What is needed:
From the entries below, report only the number of lines that contain the word "JSON".

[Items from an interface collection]
· · · · · · ·

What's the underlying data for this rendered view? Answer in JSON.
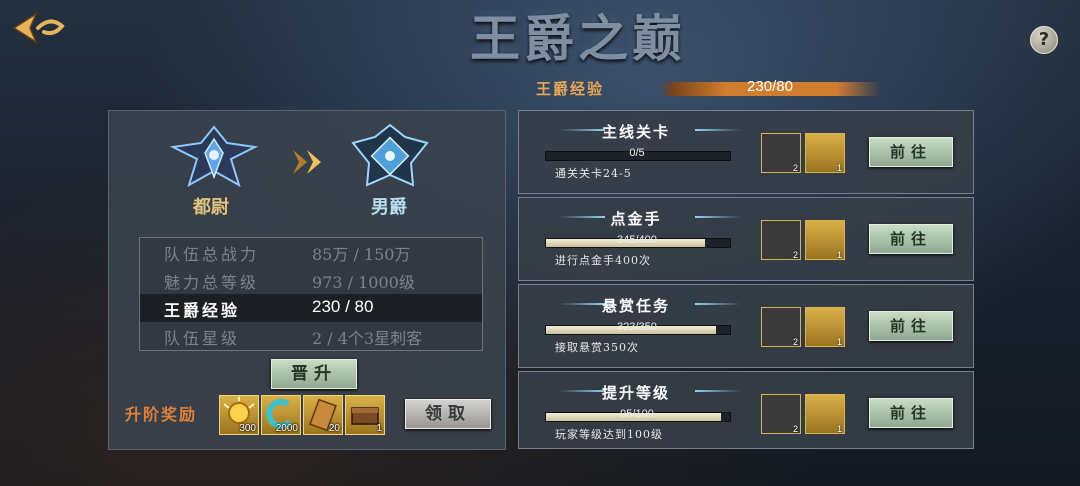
{
  "header": {
    "title": "王爵之巅",
    "back_icon": "back-arrow-icon",
    "help_label": "?"
  },
  "rank_progress": {
    "label": "王爵经验",
    "value_text": "230/80"
  },
  "promotion": {
    "current_rank": "都尉",
    "next_rank": "男爵",
    "arrow_icon": "double-chevron-right-icon",
    "stats": [
      {
        "name": "队伍总战力",
        "value": "85万 / 150万",
        "active": false
      },
      {
        "name": "魅力总等级",
        "value": "973 / 1000级",
        "active": false
      },
      {
        "name": "王爵经验",
        "value": "230 / 80",
        "active": true
      },
      {
        "name": "队伍星级",
        "value": "2 / 4个3星刺客",
        "active": false
      }
    ],
    "promote_button": "晋升",
    "reward_label": "升阶奖励",
    "rewards": [
      {
        "icon": "gold-coin-icon",
        "count": "300"
      },
      {
        "icon": "gem-icon",
        "count": "2000"
      },
      {
        "icon": "scroll-icon",
        "count": "20"
      },
      {
        "icon": "chest-icon",
        "count": "1"
      }
    ],
    "claim_button": "领取"
  },
  "tasks": [
    {
      "title": "主线关卡",
      "progress_text": "0/5",
      "progress": 0.0,
      "desc": "通关关卡24-5",
      "reward_counts": [
        "2",
        "1"
      ],
      "go_label": "前往"
    },
    {
      "title": "点金手",
      "progress_text": "345/400",
      "progress": 0.8625,
      "desc": "进行点金手400次",
      "reward_counts": [
        "2",
        "1"
      ],
      "go_label": "前往"
    },
    {
      "title": "悬赏任务",
      "progress_text": "323/350",
      "progress": 0.923,
      "desc": "接取悬赏350次",
      "reward_counts": [
        "2",
        "1"
      ],
      "go_label": "前往"
    },
    {
      "title": "提升等级",
      "progress_text": "95/100",
      "progress": 0.95,
      "desc": "玩家等级达到100级",
      "reward_counts": [
        "2",
        "1"
      ],
      "go_label": "前往"
    }
  ],
  "colors": {
    "accent_orange": "#e0813a",
    "gold": "#d9b047",
    "button_green": "#a9c0a8"
  }
}
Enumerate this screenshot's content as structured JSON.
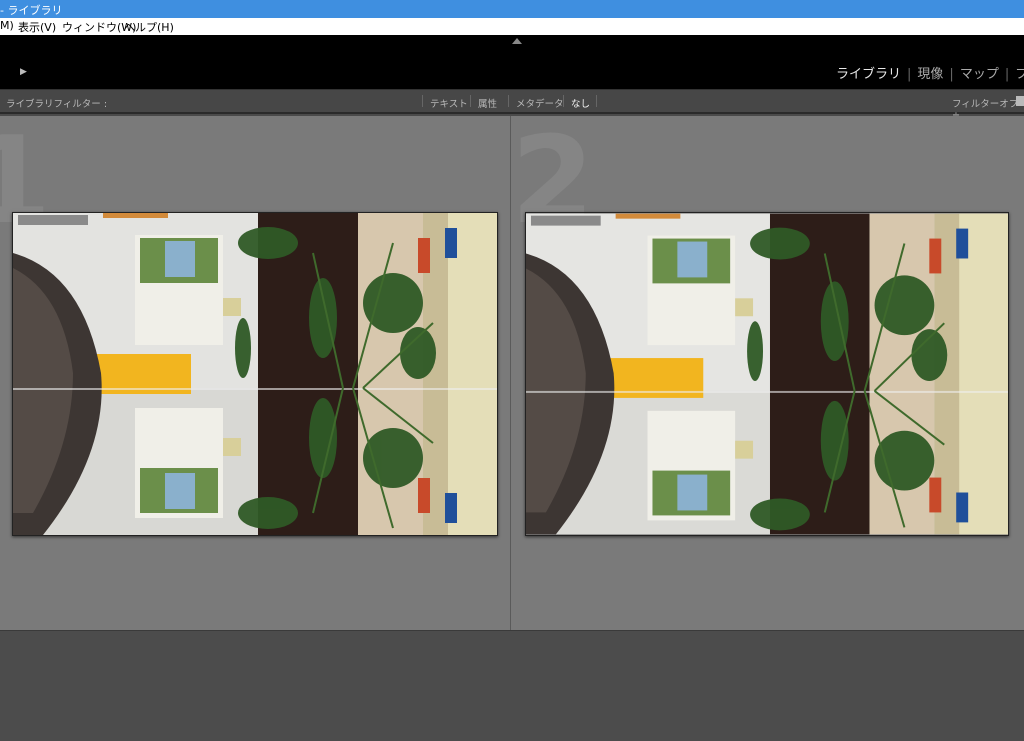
{
  "window": {
    "title": "- ライブラリ"
  },
  "menu": {
    "items": [
      "M)",
      "表示(V)",
      "ウィンドウ(W)",
      "ヘルプ(H)"
    ]
  },
  "modules": {
    "items": [
      "ライブラリ",
      "現像",
      "マップ",
      "ブ"
    ],
    "active": "ライブラリ"
  },
  "filter": {
    "label": "ライブラリフィルター :",
    "options": [
      "テキスト",
      "属性",
      "メタデータ",
      "なし"
    ],
    "selected": "なし",
    "status": "フィルターオフ ÷"
  },
  "compare": {
    "left_number": "1",
    "right_number": "2"
  },
  "colors": {
    "titlebar": "#3f8fe0",
    "header": "#000000",
    "panel": "#474747",
    "compare_bg": "#7a7a7a"
  }
}
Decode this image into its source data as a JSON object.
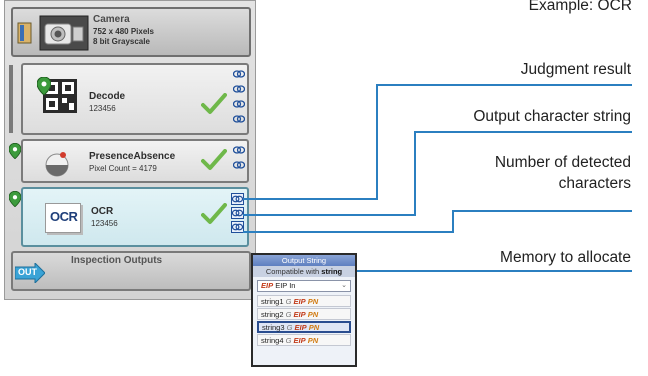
{
  "example_label": "Example: OCR",
  "panel": {
    "camera": {
      "title": "Camera",
      "line1": "752 x 480 Pixels",
      "line2": "8 bit Grayscale"
    },
    "tools": [
      {
        "name": "Decode",
        "value": "123456"
      },
      {
        "name": "PresenceAbsence",
        "value": "Pixel Count = 4179"
      },
      {
        "name": "OCR",
        "value": "123456",
        "icon_text": "OCR"
      }
    ],
    "outputs": {
      "title": "Inspection Outputs",
      "icon_text": "OUT"
    }
  },
  "popup": {
    "header": "Output String",
    "compatible_prefix": "Compatible with",
    "compatible_type": "string",
    "select": {
      "tag": "EIP",
      "value": "EIP In"
    },
    "rows": [
      {
        "label": "string1"
      },
      {
        "label": "string2"
      },
      {
        "label": "string3",
        "selected": true
      },
      {
        "label": "string4"
      }
    ],
    "tag_g": "G",
    "tag_eip": "EIP",
    "tag_pn": "PN"
  },
  "callouts": {
    "judgment": "Judgment result",
    "output_string": "Output character string",
    "detected_line1": "Number of detected",
    "detected_line2": "characters",
    "memory": "Memory to allocate"
  },
  "colors": {
    "accent": "#2b7fc0",
    "check": "#6fb84a",
    "link": "#1f4f9a"
  }
}
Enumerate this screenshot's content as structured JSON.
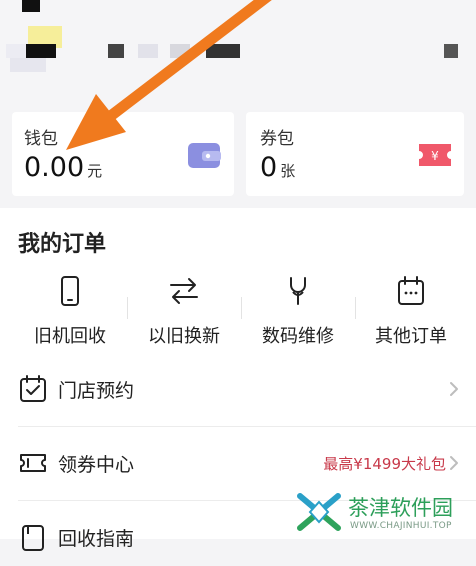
{
  "wallet": {
    "title": "钱包",
    "value": "0.00",
    "unit": "元"
  },
  "coupon_wallet": {
    "title": "券包",
    "value": "0",
    "unit": "张"
  },
  "orders": {
    "title": "我的订单",
    "items": [
      {
        "label": "旧机回收",
        "icon": "phone-icon"
      },
      {
        "label": "以旧换新",
        "icon": "exchange-arrows-icon"
      },
      {
        "label": "数码维修",
        "icon": "wrench-icon"
      },
      {
        "label": "其他订单",
        "icon": "calendar-icon"
      }
    ]
  },
  "menu": [
    {
      "label": "门店预约",
      "icon": "calendar-check-icon",
      "sub": ""
    },
    {
      "label": "领券中心",
      "icon": "ticket-icon",
      "sub": "最高¥1499大礼包"
    },
    {
      "label": "回收指南",
      "icon": "guide-icon",
      "sub": ""
    }
  ],
  "watermark": {
    "name": "茶津软件园",
    "url": "WWW.CHAJINHUI.TOP"
  },
  "colors": {
    "accent_red": "#c8394a",
    "arrow": "#f07a1e",
    "wallet_icon": "#8b8fe0",
    "coupon_icon": "#f0586a"
  }
}
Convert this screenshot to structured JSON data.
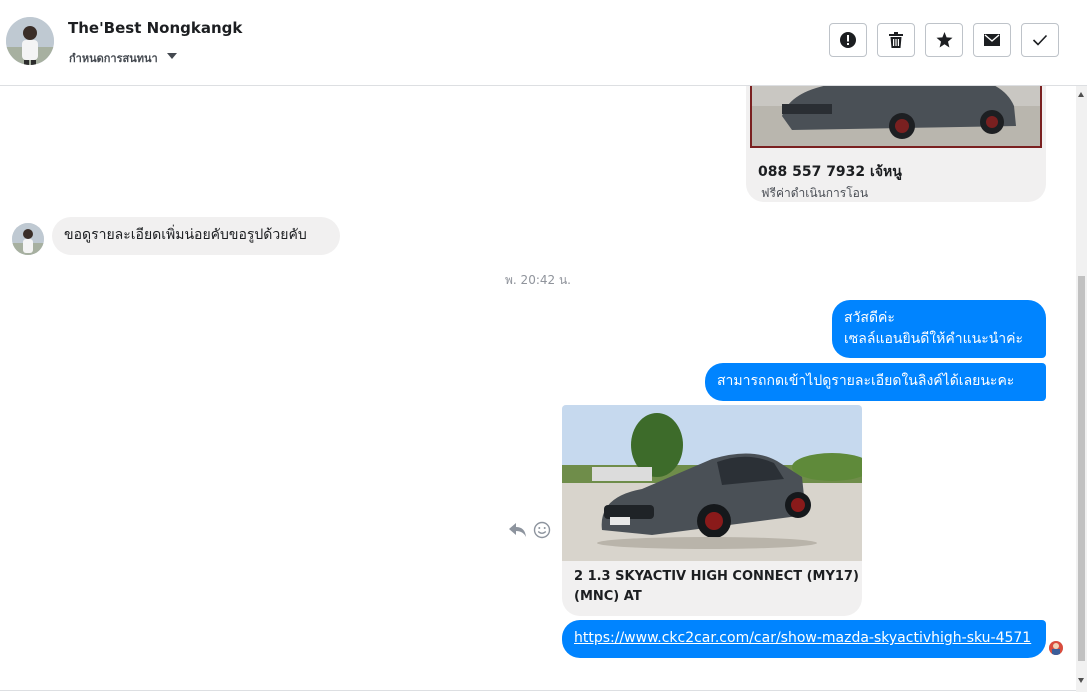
{
  "header": {
    "contact_name": "The'Best Nongkangk",
    "sub_label": "กำหนดการสนทนา",
    "actions": [
      {
        "name": "mark-spam-button",
        "icon": "exclamation-circle-icon"
      },
      {
        "name": "delete-button",
        "icon": "trash-icon"
      },
      {
        "name": "star-button",
        "icon": "star-icon"
      },
      {
        "name": "mark-unread-button",
        "icon": "envelope-icon"
      },
      {
        "name": "mark-done-button",
        "icon": "checkmark-icon"
      }
    ]
  },
  "messages": {
    "top_card": {
      "title": "088 557 7932 เจ้หนู",
      "subtitle": "ฟรีค่าดำเนินการโอน"
    },
    "incoming_1": "ขอดูรายละเอียดเพิ่มน่อยคับขอรูปด้วยคับ",
    "timestamp": "พ. 20:42 น.",
    "outgoing_1_line1": "สวัสดีค่ะ",
    "outgoing_1_line2": "เซลล์แอนยินดีให้คำแนะนำค่ะ",
    "outgoing_2": "สามารถกดเข้าไปดูรายละเอียดในลิงค์ได้เลยนะคะ",
    "car_card_title_line1": "2 1.3 SKYACTIV HIGH CONNECT (MY17)",
    "car_card_title_line2": "(MNC) AT",
    "link": "https://www.ckc2car.com/car/show-mazda-skyactivhigh-sku-4571"
  },
  "icons": {
    "reply": "reply-icon",
    "react": "smiley-icon"
  },
  "colors": {
    "outgoing_bubble": "#0084ff",
    "incoming_bubble": "#f1f0f0",
    "car_body": "#4a5056"
  }
}
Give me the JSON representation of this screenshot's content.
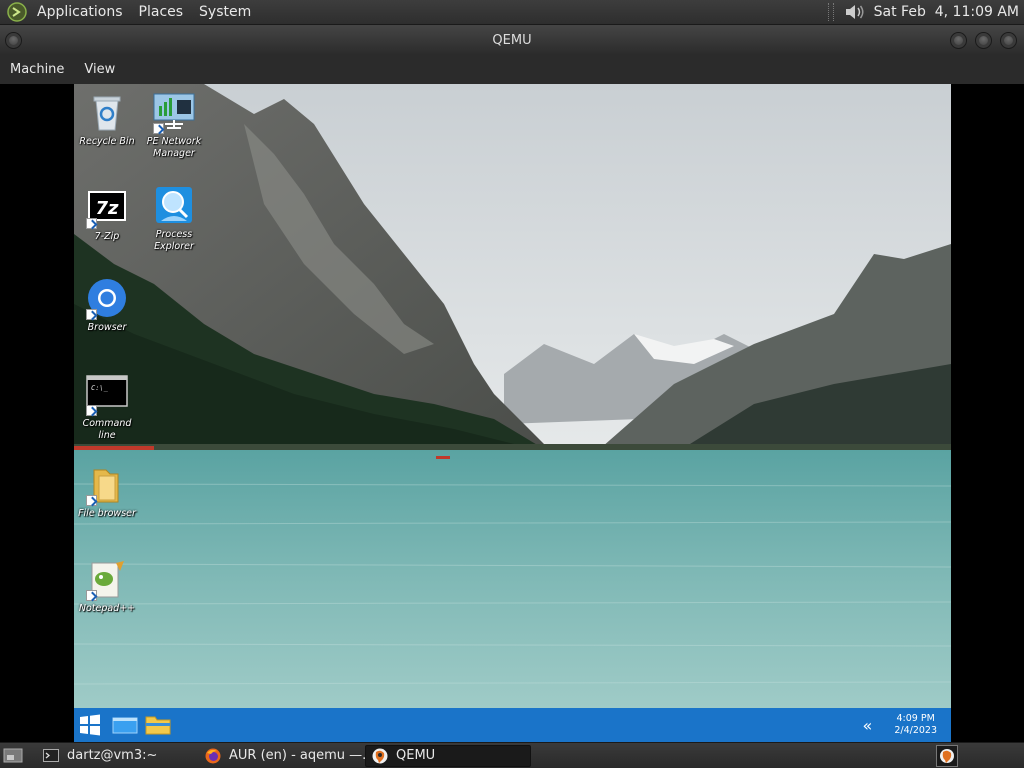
{
  "top_panel": {
    "menus": [
      "Applications",
      "Places",
      "System"
    ],
    "clock": "Sat Feb  4, 11:09 AM"
  },
  "qemu": {
    "title": "QEMU",
    "menu": [
      "Machine",
      "View"
    ]
  },
  "desktop": {
    "icons": [
      {
        "label": "Recycle Bin",
        "icon": "recycle-bin-icon"
      },
      {
        "label": "PE Network Manager",
        "icon": "network-manager-icon"
      },
      {
        "label": "7-Zip",
        "icon": "7zip-icon"
      },
      {
        "label": "Process Explorer",
        "icon": "process-explorer-icon"
      },
      {
        "label": "Browser",
        "icon": "browser-icon"
      },
      {
        "label": "Command line",
        "icon": "command-line-icon"
      },
      {
        "label": "File browser",
        "icon": "folder-icon"
      },
      {
        "label": "Notepad++",
        "icon": "notepad-icon"
      }
    ],
    "cmd_icon_text": "C:\\_"
  },
  "win_taskbar": {
    "time": "4:09 PM",
    "date": "2/4/2023",
    "tray_chevron": "«"
  },
  "bottom_panel": {
    "tasks": [
      {
        "label": "dartz@vm3:~",
        "icon": "terminal-icon"
      },
      {
        "label": "AUR (en) - aqemu —...",
        "icon": "firefox-icon"
      },
      {
        "label": "QEMU",
        "icon": "qemu-icon"
      }
    ]
  },
  "colors": {
    "panel": "#2e2e2e",
    "win_taskbar": "#1a74c9",
    "lake": "#7fb8b5",
    "sky": "#d9dee0"
  }
}
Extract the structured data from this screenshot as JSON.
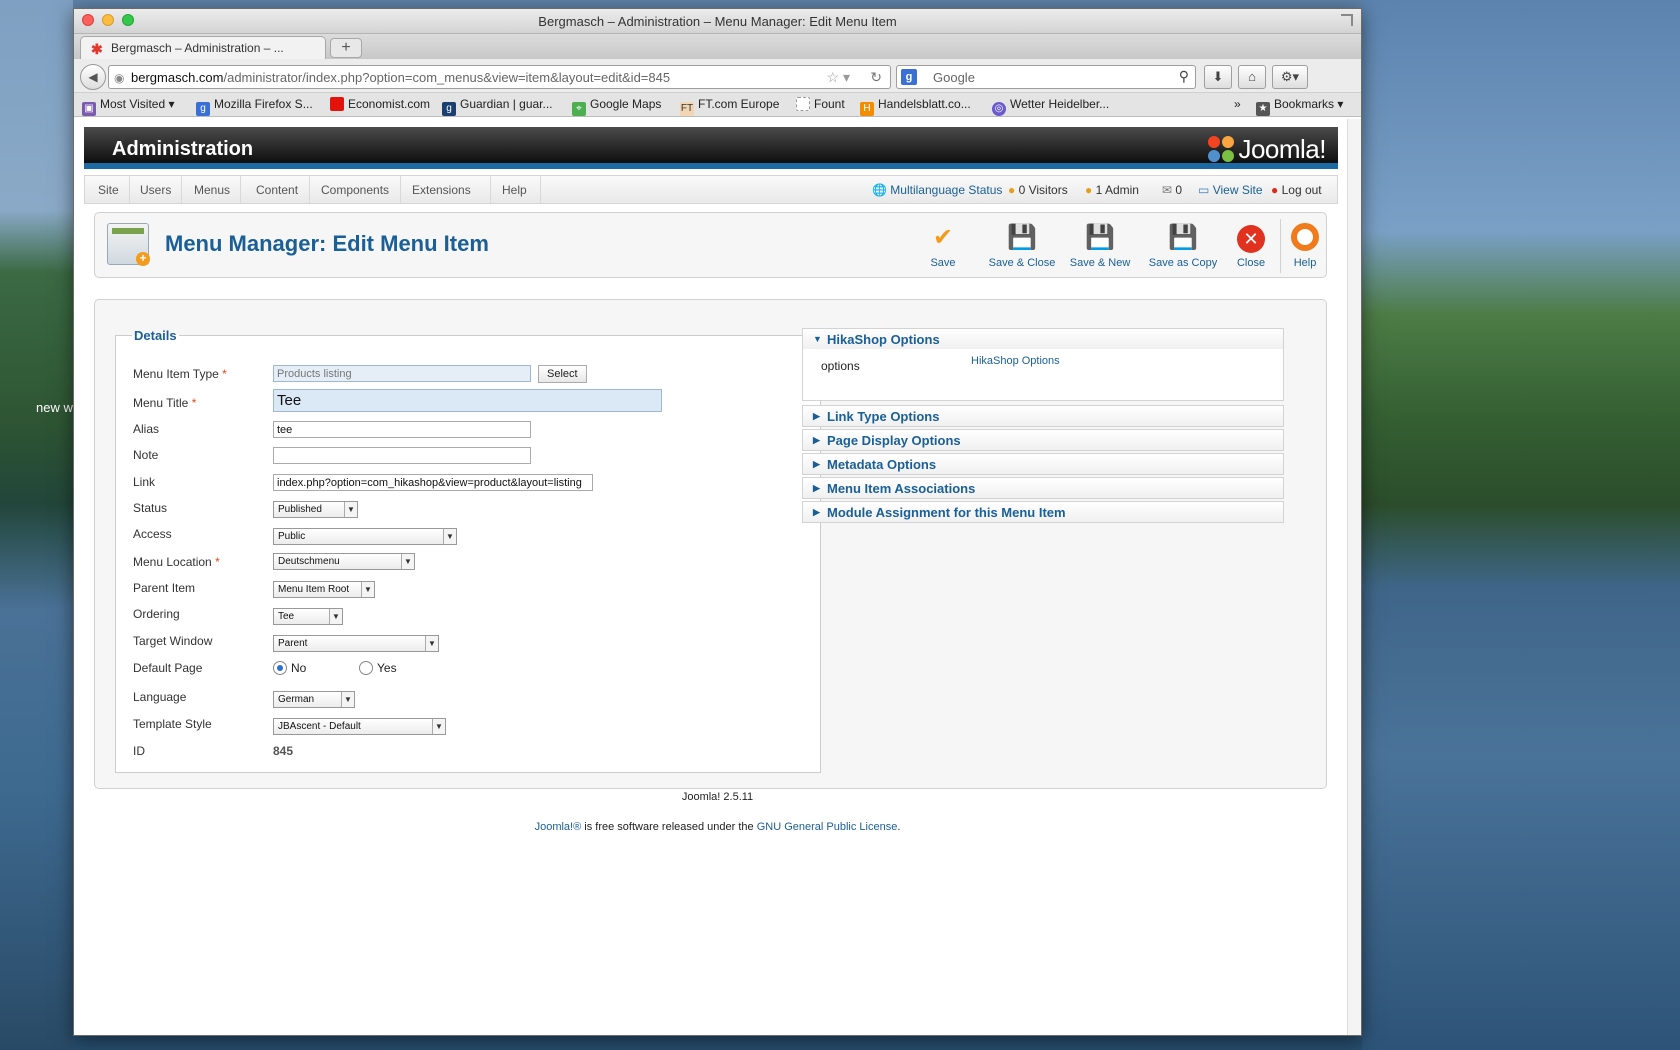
{
  "desktop": {
    "label": "new w"
  },
  "window": {
    "title": "Bergmasch – Administration – Menu Manager: Edit Menu Item"
  },
  "tab": {
    "label": "Bergmasch – Administration – ...",
    "new_tab": "+"
  },
  "nav": {
    "url_domain": "bergmasch.com",
    "url_path": "/administrator/index.php?option=com_menus&view=item&layout=edit&id=845",
    "search_placeholder": "Google"
  },
  "bookmarks": {
    "items": [
      {
        "label": "Most Visited",
        "icon": "most-visited-icon",
        "color": "#7b5bb0"
      },
      {
        "label": "Mozilla Firefox S...",
        "icon": "google-icon",
        "color": "#3a6fd6"
      },
      {
        "label": "Economist.com",
        "icon": "economist-icon",
        "color": "#e3120b"
      },
      {
        "label": "Guardian | guar...",
        "icon": "guardian-icon",
        "color": "#1b3f6e"
      },
      {
        "label": "Google Maps",
        "icon": "maps-icon",
        "color": "#4caf50"
      },
      {
        "label": "FT.com Europe",
        "icon": "ft-icon",
        "color": "#f2d6b3"
      },
      {
        "label": "Fount",
        "icon": "page-icon",
        "color": "#ffffff"
      },
      {
        "label": "Handelsblatt.co...",
        "icon": "handelsblatt-icon",
        "color": "#f28c00"
      },
      {
        "label": "Wetter Heidelber...",
        "icon": "weather-icon",
        "color": "#6a5acd"
      }
    ],
    "overflow": "»",
    "bookmarks_menu": "Bookmarks"
  },
  "admin": {
    "title": "Administration",
    "logo_text": "Joomla!"
  },
  "menu": {
    "items": [
      "Site",
      "Users",
      "Menus",
      "Content",
      "Components",
      "Extensions",
      "Help"
    ]
  },
  "status": {
    "multilanguage": "Multilanguage Status",
    "visitors": "0 Visitors",
    "admin": "1 Admin",
    "messages": "0",
    "view_site": "View Site",
    "logout": "Log out"
  },
  "page": {
    "title": "Menu Manager: Edit Menu Item"
  },
  "toolbar": {
    "save": "Save",
    "save_close": "Save & Close",
    "save_new": "Save & New",
    "save_copy": "Save as Copy",
    "close": "Close",
    "help": "Help"
  },
  "details": {
    "legend": "Details",
    "menu_item_type_label": "Menu Item Type",
    "menu_item_type_value": "Products listing",
    "select_button": "Select",
    "menu_title_label": "Menu Title",
    "menu_title_value": "Tee",
    "alias_label": "Alias",
    "alias_value": "tee",
    "note_label": "Note",
    "note_value": "",
    "link_label": "Link",
    "link_value": "index.php?option=com_hikashop&view=product&layout=listing",
    "status_label": "Status",
    "status_value": "Published",
    "access_label": "Access",
    "access_value": "Public",
    "menu_location_label": "Menu Location",
    "menu_location_value": "Deutschmenu",
    "parent_item_label": "Parent Item",
    "parent_item_value": "Menu Item Root",
    "ordering_label": "Ordering",
    "ordering_value": "Tee",
    "target_window_label": "Target Window",
    "target_window_value": "Parent",
    "default_page_label": "Default Page",
    "default_no": "No",
    "default_yes": "Yes",
    "language_label": "Language",
    "language_value": "German",
    "template_style_label": "Template Style",
    "template_style_value": "JBAscent - Default",
    "id_label": "ID",
    "id_value": "845",
    "required_mark": "*"
  },
  "panels": {
    "hikashop": "HikaShop Options",
    "hikashop_options_label": "options",
    "hikashop_options_link": "HikaShop Options",
    "link_type": "Link Type Options",
    "page_display": "Page Display Options",
    "metadata": "Metadata Options",
    "associations": "Menu Item Associations",
    "module_assignment": "Module Assignment for this Menu Item"
  },
  "footer": {
    "version": "Joomla! 2.5.11",
    "joomla_link": "Joomla!®",
    "license_text": "is free software released under the",
    "license_link": "GNU General Public License",
    "period": "."
  }
}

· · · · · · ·

Result of the exercise:
7